Building Trust

fwf kellie elmore badgeEarning her trust is so difficult. I have tried everything: eating the food laid out before us before encouraging her to eat; leaving her alone while she dressed and undressed; standing at a safe distance from her while communicating. My patience has known no bounds as I try to build a foundation of trust. She reminds of a young horse who has never been ridden: skittish, distrusting of the unaccustomed weight on the back. Bit by bit, little by little, I believe that I will gain her trust and her belief that I will cause her no harm.

The authorities found her in the small closet, curled up in the small space and cowering from the light. Malnourished and mute, it took several hours to remove her to the hospital where she bit, kicked and screamed. Eventually she was drugged to sleep so that they could heal the burns and lacerations that were all over her body. When I saw her lying so small and still in the hospital bed, my heart wept. No human being should be treated thus: worse than an animal, beaten and taunted until all innocence and trust has been destroyed.

My beautiful Mattie has been with me for a year now. No longer is she skin and bones. Her hair shines now and she has learnt to walk without fear in the sunlight. She will always be small for her age but I encourage her to thrive in the here and now. Family and friends believe me to be insane: to take on a nine year old child who cannot speak, who shies away from touch and does not show any emotion. And yet, when I look at her, I know that deep within my soul I am doing the right thing. I know that while helping her heal, I am healing myself too.

“Good morning Mattie. How is my Angel doing today?”

Not expecting an answer, I complete setting the table for our breakfast. Once Mattie is seated, I begin to fry some eggs. I crack the shells in front of her and pop some bread into the toaster. I take a unopened carton of juice out of the fridge and pour a glass for her. Once our meal is ready, I sit opposite her with a smile.

“Thank you, “she whispers.

Tears form in my eyes. Her first words to me, the most precious words I have heard in a long time.

(This piece of free writing was inspired by Kellie Elmore’s prompt: Trust)

© Colline Kook-Chun, 2014

A Journey in Poetry

fwf kellie elmore badgeMy poetic journey has been threaded through many aspects of my life.

I remember reading poetry with our teachers at school as part of our English curriculum.

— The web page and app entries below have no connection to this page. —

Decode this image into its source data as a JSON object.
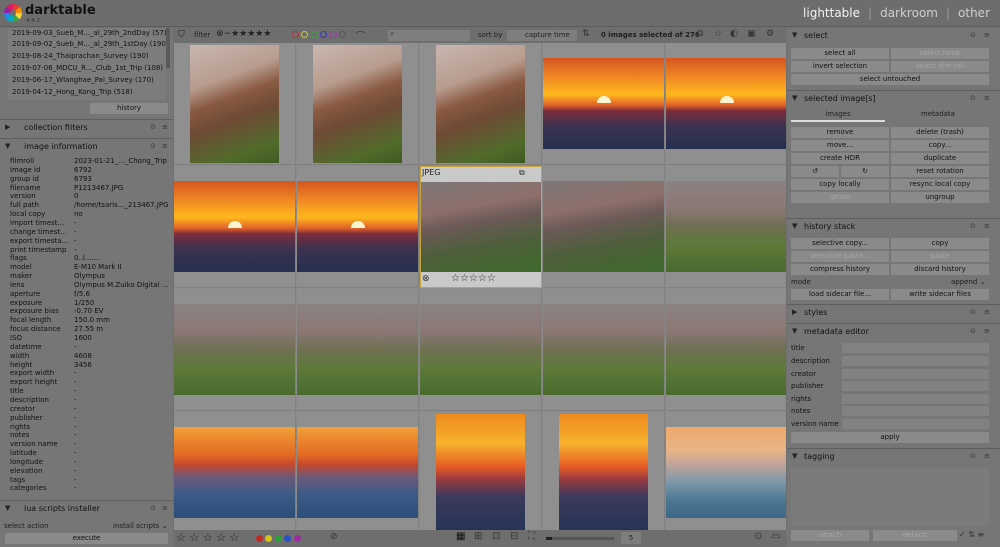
{
  "app": {
    "name": "darktable",
    "version": "4.4.2"
  },
  "views": {
    "lighttable": "lighttable",
    "darkroom": "darkroom",
    "other": "other",
    "sep": "|"
  },
  "left": {
    "collections": [
      "2019-09-03_Sueb_M..._al_29th_2ndDay (57)",
      "2019-09-02_Sueb_M..._al_29th_1stDay (190)",
      "2019-08-24_Thaiprachan_Survey (190)",
      "2019-07-06_MDCU_R..._Club_1st_Trip (108)",
      "2019-06-17_Wlanghae_Pai_Survey (170)",
      "2019-04-12_Hong_Kong_Trip (518)"
    ],
    "history_button": "history",
    "collection_filters": "collection filters",
    "image_information": "image information",
    "info": [
      {
        "k": "filmroll",
        "v": "2023-01-21_..._Chong_Trip"
      },
      {
        "k": "image id",
        "v": "6792"
      },
      {
        "k": "group id",
        "v": "6793"
      },
      {
        "k": "filename",
        "v": "P1213467.JPG"
      },
      {
        "k": "version",
        "v": "0"
      },
      {
        "k": "full path",
        "v": "/home/tsaris..._213467.JPG"
      },
      {
        "k": "local copy",
        "v": "no"
      },
      {
        "k": "import timest...",
        "v": "-"
      },
      {
        "k": "change timest...",
        "v": "-"
      },
      {
        "k": "export timesta...",
        "v": "-"
      },
      {
        "k": "print timestamp",
        "v": "-"
      },
      {
        "k": "flags",
        "v": "0..l......."
      },
      {
        "k": "model",
        "v": "E-M10 Mark II"
      },
      {
        "k": "maker",
        "v": "Olympus"
      },
      {
        "k": "lens",
        "v": "Olympus M.Zuiko Digital ..."
      },
      {
        "k": "aperture",
        "v": "f/5.6"
      },
      {
        "k": "exposure",
        "v": "1/250"
      },
      {
        "k": "exposure bias",
        "v": "-0.70 EV"
      },
      {
        "k": "focal length",
        "v": "150.0 mm"
      },
      {
        "k": "focus distance",
        "v": "27.55 m"
      },
      {
        "k": "ISO",
        "v": "1600"
      },
      {
        "k": "datetime",
        "v": "-"
      },
      {
        "k": "width",
        "v": "4608"
      },
      {
        "k": "height",
        "v": "3456"
      },
      {
        "k": "export width",
        "v": "-"
      },
      {
        "k": "export height",
        "v": "-"
      },
      {
        "k": "title",
        "v": "-"
      },
      {
        "k": "description",
        "v": "-"
      },
      {
        "k": "creator",
        "v": "-"
      },
      {
        "k": "publisher",
        "v": "-"
      },
      {
        "k": "rights",
        "v": "-"
      },
      {
        "k": "notes",
        "v": "-"
      },
      {
        "k": "version name",
        "v": "-"
      },
      {
        "k": "latitude",
        "v": "-"
      },
      {
        "k": "longitude",
        "v": "-"
      },
      {
        "k": "elevation",
        "v": "-"
      },
      {
        "k": "tags",
        "v": "-"
      },
      {
        "k": "categories",
        "v": "-"
      }
    ],
    "lua_scripts_installer": "lua scripts installer",
    "select_action": "select action",
    "install_scripts": "install scripts",
    "execute": "execute"
  },
  "topbar": {
    "filter": "filter",
    "sort_by": "sort by",
    "sort_value": "capture time",
    "selection_count": "0 images selected of 276"
  },
  "grid": {
    "hover_label": "JPEG",
    "columns_value": "5"
  },
  "right": {
    "select": {
      "title": "select",
      "select_all": "select all",
      "select_none": "select none",
      "invert_selection": "invert selection",
      "select_film_roll": "select film roll",
      "select_untouched": "select untouched"
    },
    "selected_images": {
      "title": "selected image[s]",
      "tab_images": "images",
      "tab_metadata": "metadata",
      "remove": "remove",
      "delete": "delete (trash)",
      "move": "move...",
      "copy": "copy...",
      "create_hdr": "create HDR",
      "duplicate": "duplicate",
      "reset_rotation": "reset rotation",
      "copy_locally": "copy locally",
      "resync_local_copy": "resync local copy",
      "group": "group",
      "ungroup": "ungroup"
    },
    "history_stack": {
      "title": "history stack",
      "selective_copy": "selective copy...",
      "copy": "copy",
      "selective_paste": "selective paste...",
      "paste": "paste",
      "compress_history": "compress history",
      "discard_history": "discard history",
      "mode_label": "mode",
      "mode_value": "append",
      "load_sidecar": "load sidecar file...",
      "write_sidecar": "write sidecar files"
    },
    "styles": "styles",
    "metadata_editor": {
      "title": "metadata editor",
      "fields": [
        "title",
        "description",
        "creator",
        "publisher",
        "rights",
        "notes",
        "version name"
      ],
      "apply": "apply"
    },
    "tagging": {
      "title": "tagging",
      "attach": "attach",
      "detach": "detach"
    }
  },
  "colors": {
    "accent_selected": "#c8a23a",
    "panel": "#767676",
    "grid_bg": "#8b8b8b"
  }
}
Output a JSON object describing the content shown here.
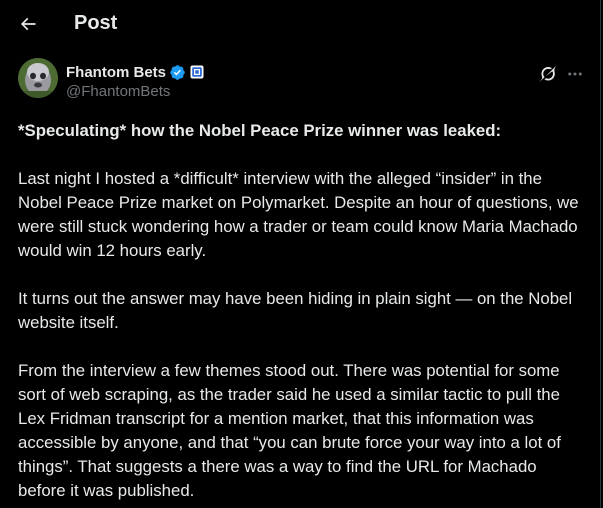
{
  "header": {
    "title": "Post",
    "back_icon": "back-arrow-icon"
  },
  "author": {
    "display_name": "Fhantom Bets",
    "handle": "@FhantomBets",
    "verified_icon": "verified-badge-icon",
    "affiliate_icon": "affiliate-badge-icon",
    "verified_color": "#1d9bf0"
  },
  "actions": {
    "grok_icon": "grok-icon",
    "more_icon": "more-dots-icon"
  },
  "post": {
    "paragraphs": [
      "*Speculating* how the Nobel Peace Prize winner was leaked:",
      "Last night I hosted a *difficult* interview with the alleged “insider” in the Nobel Peace Prize market on Polymarket. Despite an hour of questions, we were still stuck wondering how a trader or team could know Maria Machado would win 12 hours early.",
      "It turns out the answer may have been hiding in plain sight — on the Nobel website itself.",
      "From the interview a few themes stood out. There was potential for some sort of web scraping, as the trader said he used a similar tactic to pull the Lex Fridman transcript for a mention market, that this information was accessible by anyone, and that “you can brute force your way into a lot of things”. That suggests a there was a way to find the URL for Machado before it was published."
    ]
  },
  "colors": {
    "background": "#000000",
    "text": "#e7e9ea",
    "secondary_text": "#71767b",
    "border": "#2f3336"
  }
}
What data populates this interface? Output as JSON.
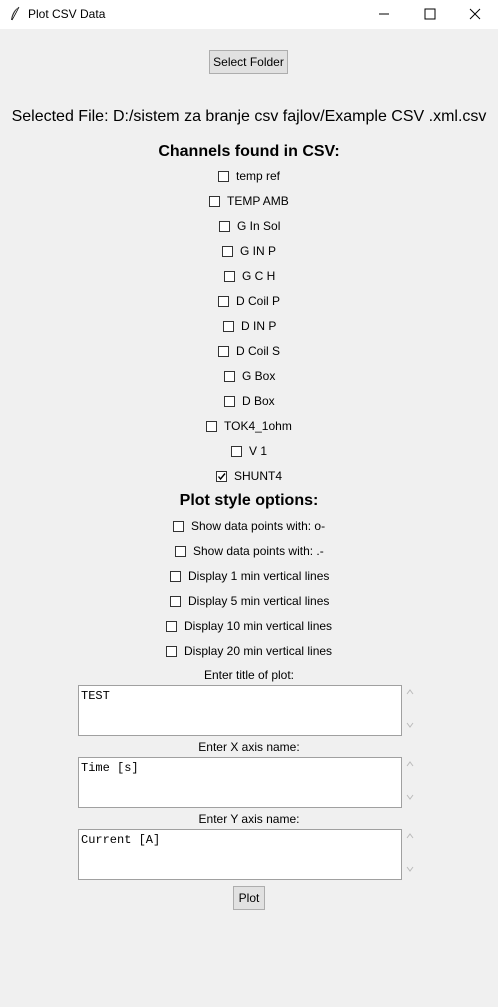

There were times I did not “get it” and, on reflection, I think that was because I was young had not yet experienced all that life throws at you. However, there were poems that we read that captured my attention. The first time a poem really stood out for me was when I was in grade 7. We were doing the First World War in History and our teacher introduced us to the poetry that had been written by soldiers who had fought in the war. Wilfred Owen’s poem, Dulce et Decorum Est, struck a chord in me as I read the words describing the soldiers dying in the trenches.

English at university level introduced me to even more beautiful poetry: my favourite poet became William Blake as I explored his written words with my classmates; and the epic poem by John Milton titled Paradise Lost captured my interest. I read these poems more than once during the year I studied them and I still have their tomes gracing my bookshelves.

Now I read poetry for pleasure. I enjoy the imagery that is created in my mind, the turn of phrase, the succinct description of an emotion or event. There have been moments when I have tried my hand at writing poetic verse on a whim (some of you may have even read some of my attempts!). I have discovered that

Poetry is:

A manner of expression,

A way to create and bring pleasure.

Poetry encapsulates

A thought,

An experience,

A desire,

with words and forms that capture the mind.

Poetry reflects the world we live in,

the environment we experience.

Poetry mirrors life.

Do you enjoying reading, and even creating, poetry?

(This post was inspired by Kellie Elmore – a poet who creates beautiful imagery. Join her and her writing bandits for this week’s prompt)

© Colline Kook-Chun, 2014